> DATA SHOWN:
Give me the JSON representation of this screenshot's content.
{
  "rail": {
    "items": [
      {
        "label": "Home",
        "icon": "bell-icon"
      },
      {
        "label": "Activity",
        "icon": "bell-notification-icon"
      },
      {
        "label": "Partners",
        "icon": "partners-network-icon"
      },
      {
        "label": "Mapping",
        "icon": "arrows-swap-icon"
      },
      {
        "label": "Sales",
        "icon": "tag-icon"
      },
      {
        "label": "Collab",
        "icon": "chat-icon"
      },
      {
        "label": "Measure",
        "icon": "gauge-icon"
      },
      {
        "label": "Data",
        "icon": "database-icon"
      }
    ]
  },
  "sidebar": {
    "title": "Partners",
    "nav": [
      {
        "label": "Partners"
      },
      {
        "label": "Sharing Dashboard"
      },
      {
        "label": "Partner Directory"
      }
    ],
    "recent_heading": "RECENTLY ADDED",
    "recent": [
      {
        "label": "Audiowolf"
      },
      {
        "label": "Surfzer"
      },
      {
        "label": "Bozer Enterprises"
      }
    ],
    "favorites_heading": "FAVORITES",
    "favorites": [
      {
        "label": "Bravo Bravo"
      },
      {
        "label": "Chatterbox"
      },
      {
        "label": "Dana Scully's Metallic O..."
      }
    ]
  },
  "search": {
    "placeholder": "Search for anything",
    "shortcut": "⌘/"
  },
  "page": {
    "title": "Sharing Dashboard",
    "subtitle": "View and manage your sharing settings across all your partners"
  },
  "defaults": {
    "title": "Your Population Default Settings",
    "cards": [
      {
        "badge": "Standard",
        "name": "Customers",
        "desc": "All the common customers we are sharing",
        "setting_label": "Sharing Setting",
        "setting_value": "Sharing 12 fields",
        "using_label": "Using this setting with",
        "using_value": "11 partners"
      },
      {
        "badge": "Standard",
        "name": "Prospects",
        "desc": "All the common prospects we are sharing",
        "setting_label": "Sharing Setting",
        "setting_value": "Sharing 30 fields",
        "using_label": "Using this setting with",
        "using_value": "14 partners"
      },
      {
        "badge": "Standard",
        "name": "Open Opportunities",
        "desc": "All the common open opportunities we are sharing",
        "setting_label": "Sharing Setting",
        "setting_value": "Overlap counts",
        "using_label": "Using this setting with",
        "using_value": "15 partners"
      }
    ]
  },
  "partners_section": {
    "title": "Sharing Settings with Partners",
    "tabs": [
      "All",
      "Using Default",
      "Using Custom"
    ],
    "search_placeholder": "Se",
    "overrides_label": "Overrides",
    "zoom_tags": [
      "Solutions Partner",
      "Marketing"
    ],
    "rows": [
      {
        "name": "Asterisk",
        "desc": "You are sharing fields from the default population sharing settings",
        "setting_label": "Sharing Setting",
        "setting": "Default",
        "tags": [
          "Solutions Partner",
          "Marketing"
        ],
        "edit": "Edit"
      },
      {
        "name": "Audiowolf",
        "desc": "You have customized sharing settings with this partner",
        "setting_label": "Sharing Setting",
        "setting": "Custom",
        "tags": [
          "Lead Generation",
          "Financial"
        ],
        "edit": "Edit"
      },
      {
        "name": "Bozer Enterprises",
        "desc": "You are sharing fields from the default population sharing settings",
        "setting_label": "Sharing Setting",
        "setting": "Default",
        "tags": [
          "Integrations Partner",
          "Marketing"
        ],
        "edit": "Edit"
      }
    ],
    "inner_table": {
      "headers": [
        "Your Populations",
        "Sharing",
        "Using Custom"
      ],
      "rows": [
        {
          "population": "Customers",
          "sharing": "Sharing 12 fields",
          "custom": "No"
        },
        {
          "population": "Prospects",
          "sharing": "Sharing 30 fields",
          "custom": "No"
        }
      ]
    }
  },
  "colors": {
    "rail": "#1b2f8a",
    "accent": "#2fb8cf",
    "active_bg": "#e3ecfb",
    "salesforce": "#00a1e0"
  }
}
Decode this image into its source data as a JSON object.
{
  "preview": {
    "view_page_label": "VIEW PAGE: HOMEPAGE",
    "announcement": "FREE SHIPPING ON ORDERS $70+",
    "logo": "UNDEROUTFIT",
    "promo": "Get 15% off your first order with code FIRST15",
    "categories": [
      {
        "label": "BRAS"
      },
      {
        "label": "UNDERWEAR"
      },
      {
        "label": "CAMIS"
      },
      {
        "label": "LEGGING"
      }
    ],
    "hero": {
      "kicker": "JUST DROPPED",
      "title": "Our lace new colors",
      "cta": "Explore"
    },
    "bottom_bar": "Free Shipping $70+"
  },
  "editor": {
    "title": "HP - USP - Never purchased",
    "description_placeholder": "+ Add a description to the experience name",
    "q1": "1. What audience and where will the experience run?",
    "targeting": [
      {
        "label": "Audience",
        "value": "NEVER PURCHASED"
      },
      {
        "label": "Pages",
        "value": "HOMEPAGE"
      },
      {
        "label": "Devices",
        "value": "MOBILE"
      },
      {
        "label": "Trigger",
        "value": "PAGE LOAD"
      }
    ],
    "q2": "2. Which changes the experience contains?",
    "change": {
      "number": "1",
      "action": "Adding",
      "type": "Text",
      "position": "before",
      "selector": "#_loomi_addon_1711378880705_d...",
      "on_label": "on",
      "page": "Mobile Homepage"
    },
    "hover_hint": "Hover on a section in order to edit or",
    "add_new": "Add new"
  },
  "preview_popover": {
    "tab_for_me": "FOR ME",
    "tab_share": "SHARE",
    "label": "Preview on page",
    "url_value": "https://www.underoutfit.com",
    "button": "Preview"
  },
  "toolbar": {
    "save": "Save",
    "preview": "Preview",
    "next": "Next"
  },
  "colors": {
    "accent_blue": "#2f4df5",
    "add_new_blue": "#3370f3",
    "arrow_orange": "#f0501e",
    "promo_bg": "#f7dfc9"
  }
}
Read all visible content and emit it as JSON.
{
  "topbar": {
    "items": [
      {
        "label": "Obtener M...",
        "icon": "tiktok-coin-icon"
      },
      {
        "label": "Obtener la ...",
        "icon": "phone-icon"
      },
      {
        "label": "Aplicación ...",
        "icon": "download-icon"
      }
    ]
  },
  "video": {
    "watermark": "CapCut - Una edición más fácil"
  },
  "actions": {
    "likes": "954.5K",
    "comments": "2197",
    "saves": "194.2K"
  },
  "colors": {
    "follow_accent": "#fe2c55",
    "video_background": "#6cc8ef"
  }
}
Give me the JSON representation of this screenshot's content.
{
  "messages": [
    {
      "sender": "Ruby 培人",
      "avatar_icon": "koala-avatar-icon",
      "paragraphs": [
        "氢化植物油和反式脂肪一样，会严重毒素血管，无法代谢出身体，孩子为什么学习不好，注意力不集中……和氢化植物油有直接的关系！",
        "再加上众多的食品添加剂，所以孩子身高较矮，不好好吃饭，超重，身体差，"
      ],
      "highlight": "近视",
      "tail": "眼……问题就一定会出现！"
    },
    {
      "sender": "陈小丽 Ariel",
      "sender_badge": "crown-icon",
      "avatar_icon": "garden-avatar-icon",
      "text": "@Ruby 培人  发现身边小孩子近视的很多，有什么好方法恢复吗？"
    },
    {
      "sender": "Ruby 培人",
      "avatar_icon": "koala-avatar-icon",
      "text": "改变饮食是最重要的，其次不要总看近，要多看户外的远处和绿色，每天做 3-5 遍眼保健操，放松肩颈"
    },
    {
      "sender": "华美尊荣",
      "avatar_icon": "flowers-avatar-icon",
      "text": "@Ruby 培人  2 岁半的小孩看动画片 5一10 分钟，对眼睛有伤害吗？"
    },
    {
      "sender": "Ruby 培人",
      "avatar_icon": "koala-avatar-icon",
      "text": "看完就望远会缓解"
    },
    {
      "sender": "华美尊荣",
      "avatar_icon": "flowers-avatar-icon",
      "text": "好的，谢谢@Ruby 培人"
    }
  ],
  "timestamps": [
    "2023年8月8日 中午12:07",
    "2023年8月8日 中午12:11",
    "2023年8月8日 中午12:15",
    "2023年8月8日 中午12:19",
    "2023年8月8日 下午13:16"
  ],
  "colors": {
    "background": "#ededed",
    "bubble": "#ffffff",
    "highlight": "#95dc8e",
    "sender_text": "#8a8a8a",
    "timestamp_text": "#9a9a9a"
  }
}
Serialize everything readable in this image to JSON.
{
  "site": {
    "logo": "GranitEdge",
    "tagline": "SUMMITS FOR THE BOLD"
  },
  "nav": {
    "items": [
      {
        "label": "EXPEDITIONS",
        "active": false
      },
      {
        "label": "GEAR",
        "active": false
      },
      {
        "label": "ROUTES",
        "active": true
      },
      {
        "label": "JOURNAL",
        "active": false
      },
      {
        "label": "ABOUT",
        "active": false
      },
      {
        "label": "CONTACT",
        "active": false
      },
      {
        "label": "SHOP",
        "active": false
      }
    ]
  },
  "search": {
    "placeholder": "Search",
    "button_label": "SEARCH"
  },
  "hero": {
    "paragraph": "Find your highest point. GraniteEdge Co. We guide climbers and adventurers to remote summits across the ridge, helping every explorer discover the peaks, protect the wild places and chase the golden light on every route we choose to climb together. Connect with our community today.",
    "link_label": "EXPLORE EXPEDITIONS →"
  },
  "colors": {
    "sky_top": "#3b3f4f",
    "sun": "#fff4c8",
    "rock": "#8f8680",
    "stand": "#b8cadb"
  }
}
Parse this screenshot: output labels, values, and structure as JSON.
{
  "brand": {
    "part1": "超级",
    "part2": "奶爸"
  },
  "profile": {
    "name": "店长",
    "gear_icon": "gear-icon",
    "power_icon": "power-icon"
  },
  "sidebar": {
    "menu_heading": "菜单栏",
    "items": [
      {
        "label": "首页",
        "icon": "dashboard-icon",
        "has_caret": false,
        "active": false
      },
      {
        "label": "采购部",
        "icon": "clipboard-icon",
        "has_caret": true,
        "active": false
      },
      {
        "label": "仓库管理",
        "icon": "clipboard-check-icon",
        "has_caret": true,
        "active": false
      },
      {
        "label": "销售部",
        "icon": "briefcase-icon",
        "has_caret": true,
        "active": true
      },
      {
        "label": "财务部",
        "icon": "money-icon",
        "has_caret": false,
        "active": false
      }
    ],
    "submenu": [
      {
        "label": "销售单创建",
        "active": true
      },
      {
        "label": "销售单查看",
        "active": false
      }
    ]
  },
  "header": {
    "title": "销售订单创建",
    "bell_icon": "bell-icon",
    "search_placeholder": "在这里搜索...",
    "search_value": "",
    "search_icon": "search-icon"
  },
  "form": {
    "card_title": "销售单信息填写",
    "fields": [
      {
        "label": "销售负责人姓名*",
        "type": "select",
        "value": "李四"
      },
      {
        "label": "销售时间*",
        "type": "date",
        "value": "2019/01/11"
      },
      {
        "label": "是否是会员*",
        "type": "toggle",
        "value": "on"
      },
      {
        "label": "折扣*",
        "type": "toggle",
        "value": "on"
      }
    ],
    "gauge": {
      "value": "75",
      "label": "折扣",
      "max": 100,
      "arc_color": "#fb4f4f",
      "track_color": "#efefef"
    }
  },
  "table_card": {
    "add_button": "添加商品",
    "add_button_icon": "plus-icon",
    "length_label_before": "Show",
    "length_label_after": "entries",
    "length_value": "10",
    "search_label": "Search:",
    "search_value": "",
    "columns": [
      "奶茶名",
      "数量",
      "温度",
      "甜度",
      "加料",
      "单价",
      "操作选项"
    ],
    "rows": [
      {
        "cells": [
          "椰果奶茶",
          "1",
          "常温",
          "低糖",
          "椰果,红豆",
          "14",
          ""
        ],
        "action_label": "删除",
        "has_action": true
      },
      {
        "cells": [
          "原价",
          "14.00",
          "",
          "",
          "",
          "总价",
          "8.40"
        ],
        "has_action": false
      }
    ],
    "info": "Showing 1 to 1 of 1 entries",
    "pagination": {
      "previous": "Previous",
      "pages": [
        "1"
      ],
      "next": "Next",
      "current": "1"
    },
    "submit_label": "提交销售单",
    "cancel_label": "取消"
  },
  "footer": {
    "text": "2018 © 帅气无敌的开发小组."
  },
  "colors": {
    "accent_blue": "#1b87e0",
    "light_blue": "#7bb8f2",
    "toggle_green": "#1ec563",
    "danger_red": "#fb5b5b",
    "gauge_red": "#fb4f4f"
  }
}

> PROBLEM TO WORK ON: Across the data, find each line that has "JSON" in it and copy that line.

> RESPONSE TO THIS EXERCISE:
Give me the JSON representation of this screenshot's content.
Decode this image into its source data as a JSON object.
Read all visible content and emit it as JSON.
Give me the JSON representation of this screenshot's content.
Serialize everything readable in this image to JSON.
Parse this screenshot: output labels, values, and structure as JSON.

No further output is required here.